WORK TO BE COMPLETED:
Without the pictures, restate all of the data below word for word.

RECORDS SUPPLIED:

=====

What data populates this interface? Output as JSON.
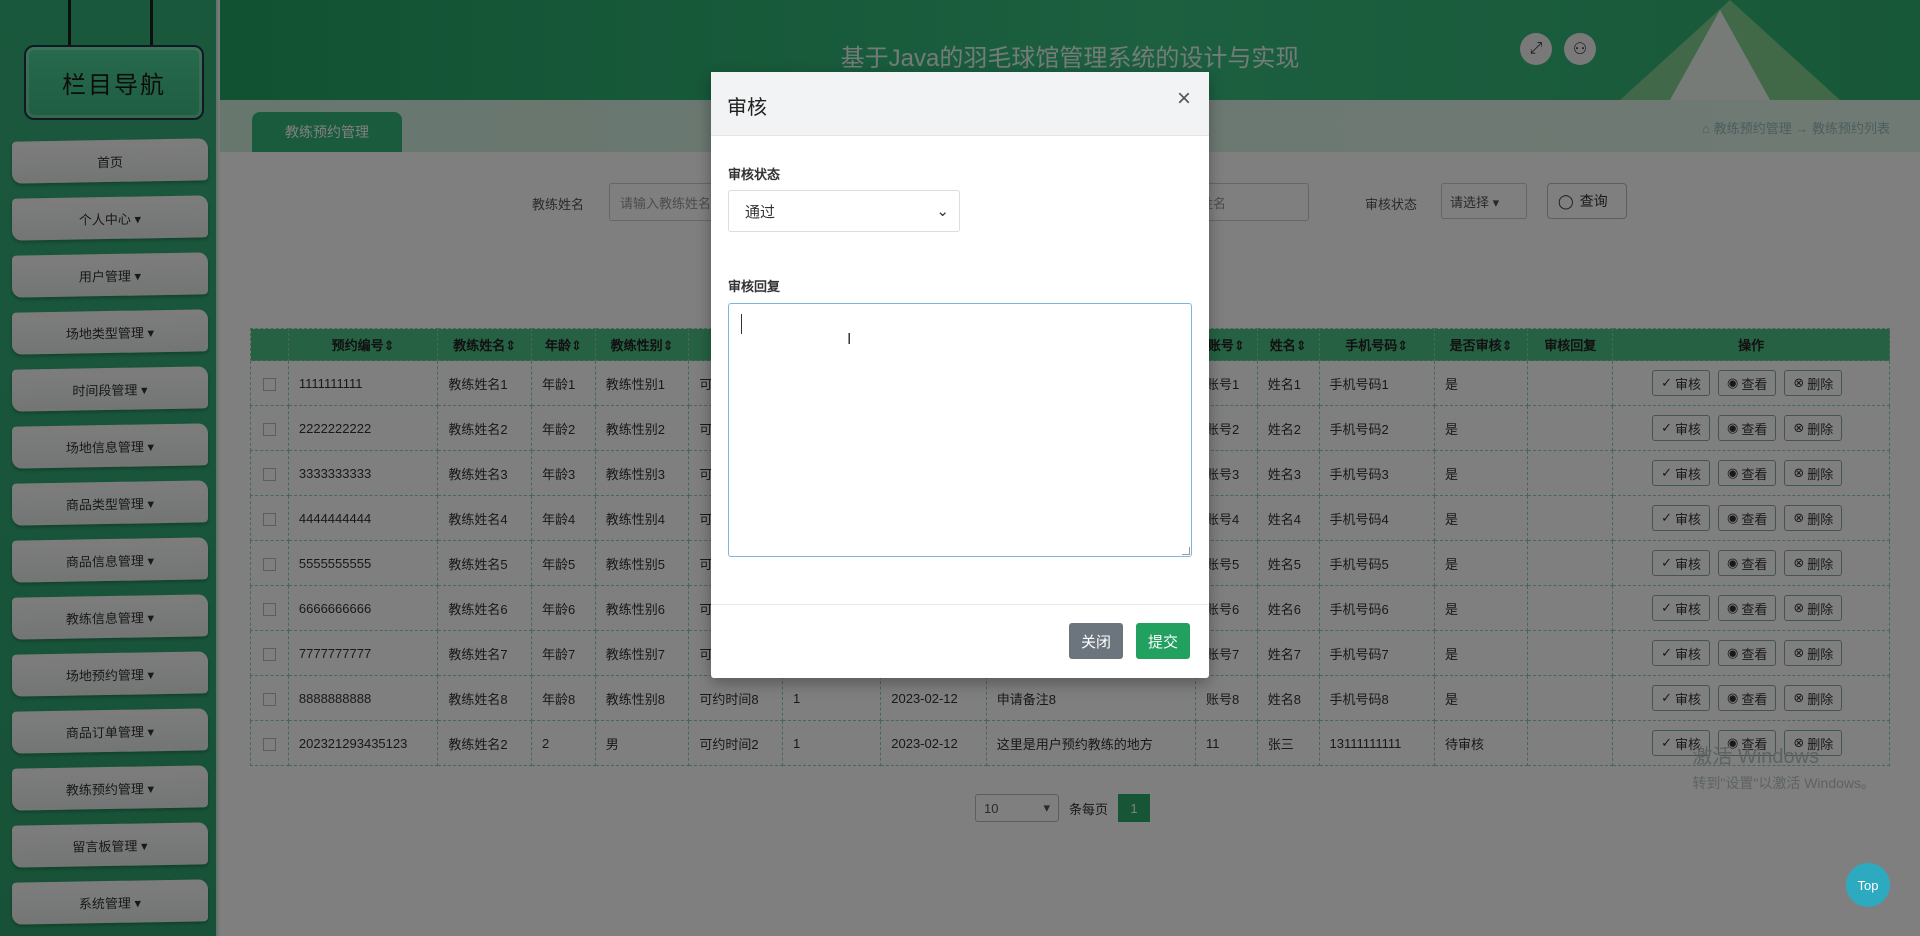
{
  "sidebar": {
    "title": "栏目导航",
    "items": [
      {
        "label": "首页"
      },
      {
        "label": "个人中心 ▾"
      },
      {
        "label": "用户管理 ▾"
      },
      {
        "label": "场地类型管理 ▾"
      },
      {
        "label": "时间段管理 ▾"
      },
      {
        "label": "场地信息管理 ▾"
      },
      {
        "label": "商品类型管理 ▾"
      },
      {
        "label": "商品信息管理 ▾"
      },
      {
        "label": "教练信息管理 ▾"
      },
      {
        "label": "场地预约管理 ▾"
      },
      {
        "label": "商品订单管理 ▾"
      },
      {
        "label": "教练预约管理 ▾"
      },
      {
        "label": "留言板管理 ▾"
      },
      {
        "label": "系统管理 ▾"
      }
    ]
  },
  "header": {
    "title": "基于Java的羽毛球馆管理系统的设计与实现",
    "fullscreen_icon": "⤢",
    "user_icon": "⚇"
  },
  "tabs": {
    "active": "教练预约管理",
    "breadcrumb": "⌂ 教练预约管理 → 教练预约列表"
  },
  "search": {
    "coach_label": "教练姓名",
    "coach_placeholder": "请输入教练姓名",
    "name_placeholder": "姓名",
    "status_label": "审核状态",
    "status_value": "请选择 ▾",
    "query_label": "查询"
  },
  "table": {
    "headers": [
      "",
      "预约编号⇕",
      "教练姓名⇕",
      "年龄⇕",
      "教练性别⇕",
      "可",
      "",
      "",
      "",
      "账号⇕",
      "姓名⇕",
      "手机号码⇕",
      "是否审核⇕",
      "审核回复",
      "操作"
    ],
    "rows": [
      [
        "1111111111",
        "教练姓名1",
        "年龄1",
        "教练性别1",
        "可",
        "",
        "",
        "",
        "账号1",
        "姓名1",
        "手机号码1",
        "是",
        ""
      ],
      [
        "2222222222",
        "教练姓名2",
        "年龄2",
        "教练性别2",
        "可",
        "",
        "",
        "",
        "账号2",
        "姓名2",
        "手机号码2",
        "是",
        ""
      ],
      [
        "3333333333",
        "教练姓名3",
        "年龄3",
        "教练性别3",
        "可",
        "",
        "",
        "",
        "账号3",
        "姓名3",
        "手机号码3",
        "是",
        ""
      ],
      [
        "4444444444",
        "教练姓名4",
        "年龄4",
        "教练性别4",
        "可",
        "",
        "",
        "",
        "账号4",
        "姓名4",
        "手机号码4",
        "是",
        ""
      ],
      [
        "5555555555",
        "教练姓名5",
        "年龄5",
        "教练性别5",
        "可",
        "",
        "",
        "",
        "账号5",
        "姓名5",
        "手机号码5",
        "是",
        ""
      ],
      [
        "6666666666",
        "教练姓名6",
        "年龄6",
        "教练性别6",
        "可",
        "",
        "",
        "",
        "账号6",
        "姓名6",
        "手机号码6",
        "是",
        ""
      ],
      [
        "7777777777",
        "教练姓名7",
        "年龄7",
        "教练性别7",
        "可",
        "",
        "",
        "",
        "账号7",
        "姓名7",
        "手机号码7",
        "是",
        ""
      ],
      [
        "8888888888",
        "教练姓名8",
        "年龄8",
        "教练性别8",
        "可约时间8",
        "1",
        "2023-02-12",
        "申请备注8",
        "账号8",
        "姓名8",
        "手机号码8",
        "是",
        ""
      ],
      [
        "202321293435123",
        "教练姓名2",
        "2",
        "男",
        "可约时间2",
        "1",
        "2023-02-12",
        "这里是用户预约教练的地方",
        "11",
        "张三",
        "13111111111",
        "待审核",
        ""
      ]
    ],
    "actions": {
      "review": "审核",
      "view": "查看",
      "delete": "删除"
    }
  },
  "pager": {
    "size": "10",
    "size_suffix": "条每页",
    "current": "1"
  },
  "watermark": {
    "line1": "激活 Windows",
    "line2": "转到\"设置\"以激活 Windows。"
  },
  "top_button": "Top",
  "modal": {
    "title": "审核",
    "close": "×",
    "status_label": "审核状态",
    "status_value": "通过",
    "reply_label": "审核回复",
    "reply_value": "",
    "close_button": "关闭",
    "submit_button": "提交"
  },
  "colors": {
    "brand": "#2eaa6e",
    "close_btn": "#6c757d",
    "submit_btn": "#22a060"
  }
}
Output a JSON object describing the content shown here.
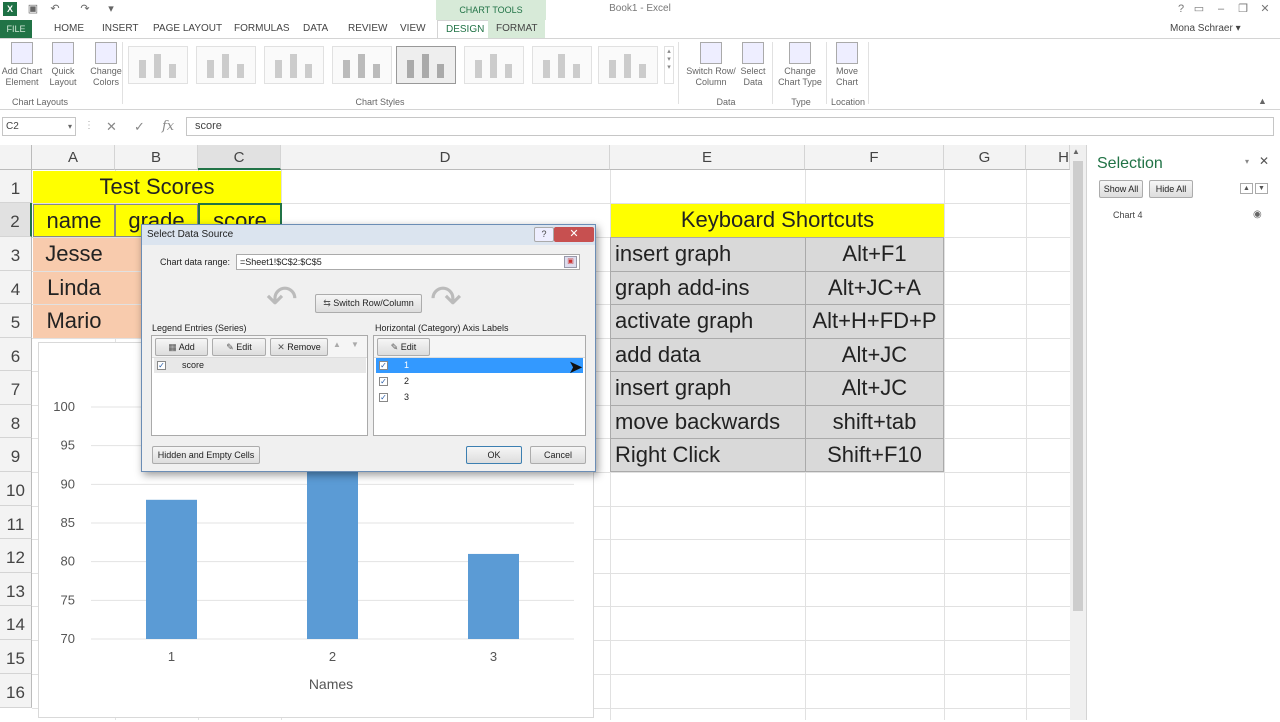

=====

ANSWER SECTION:
What data populates this interface? Output as JSON.
{
  "sidebar": {
    "title": "栏目导航",
    "items": [
      {
        "label": "首页"
      },
      {
        "label": "个人中心 ▾"
      },
      {
        "label": "用户管理 ▾"
      },
      {
        "label": "场地类型管理 ▾"
      },
      {
        "label": "时间段管理 ▾"
      },
      {
        "label": "场地信息管理 ▾"
      },
      {
        "label": "商品类型管理 ▾"
      },
      {
        "label": "商品信息管理 ▾"
      },
      {
        "label": "教练信息管理 ▾"
      },
      {
        "label": "场地预约管理 ▾"
      },
      {
        "label": "商品订单管理 ▾"
      },
      {
        "label": "教练预约管理 ▾"
      },
      {
        "label": "留言板管理 ▾"
      },
      {
        "label": "系统管理 ▾"
      }
    ]
  },
  "header": {
    "title": "基于Java的羽毛球馆管理系统的设计与实现",
    "fullscreen_icon": "⤢",
    "user_icon": "⚇"
  },
  "tabs": {
    "active": "教练预约管理",
    "breadcrumb": "⌂ 教练预约管理 → 教练预约列表"
  },
  "search": {
    "coach_label": "教练姓名",
    "coach_placeholder": "请输入教练姓名",
    "name_placeholder": "姓名",
    "status_label": "审核状态",
    "status_value": "请选择 ▾",
    "query_label": "查询"
  },
  "table": {
    "headers": [
      "",
      "预约编号⇕",
      "教练姓名⇕",
      "年龄⇕",
      "教练性别⇕",
      "可",
      "",
      "",
      "",
      "账号⇕",
      "姓名⇕",
      "手机号码⇕",
      "是否审核⇕",
      "审核回复",
      "操作"
    ],
    "rows": [
      [
        "1111111111",
        "教练姓名1",
        "年龄1",
        "教练性别1",
        "可",
        "",
        "",
        "",
        "账号1",
        "姓名1",
        "手机号码1",
        "是",
        ""
      ],
      [
        "2222222222",
        "教练姓名2",
        "年龄2",
        "教练性别2",
        "可",
        "",
        "",
        "",
        "账号2",
        "姓名2",
        "手机号码2",
        "是",
        ""
      ],
      [
        "3333333333",
        "教练姓名3",
        "年龄3",
        "教练性别3",
        "可",
        "",
        "",
        "",
        "账号3",
        "姓名3",
        "手机号码3",
        "是",
        ""
      ],
      [
        "4444444444",
        "教练姓名4",
        "年龄4",
        "教练性别4",
        "可",
        "",
        "",
        "",
        "账号4",
        "姓名4",
        "手机号码4",
        "是",
        ""
      ],
      [
        "5555555555",
        "教练姓名5",
        "年龄5",
        "教练性别5",
        "可",
        "",
        "",
        "",
        "账号5",
        "姓名5",
        "手机号码5",
        "是",
        ""
      ],
      [
        "6666666666",
        "教练姓名6",
        "年龄6",
        "教练性别6",
        "可",
        "",
        "",
        "",
        "账号6",
        "姓名6",
        "手机号码6",
        "是",
        ""
      ],
      [
        "7777777777",
        "教练姓名7",
        "年龄7",
        "教练性别7",
        "可",
        "",
        "",
        "",
        "账号7",
        "姓名7",
        "手机号码7",
        "是",
        ""
      ],
      [
        "8888888888",
        "教练姓名8",
        "年龄8",
        "教练性别8",
        "可约时间8",
        "1",
        "2023-02-12",
        "申请备注8",
        "账号8",
        "姓名8",
        "手机号码8",
        "是",
        ""
      ],
      [
        "202321293435123",
        "教练姓名2",
        "2",
        "男",
        "可约时间2",
        "1",
        "2023-02-12",
        "这里是用户预约教练的地方",
        "11",
        "张三",
        "13111111111",
        "待审核",
        ""
      ]
    ],
    "actions": {
      "review": "审核",
      "view": "查看",
      "delete": "删除"
    }
  },
  "pager": {
    "size": "10",
    "size_suffix": "条每页",
    "current": "1"
  },
  "watermark": {
    "line1": "激活 Windows",
    "line2": "转到\"设置\"以激活 Windows。"
  },
  "top_button": "Top",
  "modal": {
    "title": "审核",
    "close": "×",
    "status_label": "审核状态",
    "status_value": "通过",
    "reply_label": "审核回复",
    "reply_value": "",
    "close_button": "关闭",
    "submit_button": "提交"
  },
  "colors": {
    "brand": "#2eaa6e",
    "close_btn": "#6c757d",
    "submit_btn": "#22a060"
  }
}
Output a JSON object describing the content shown here.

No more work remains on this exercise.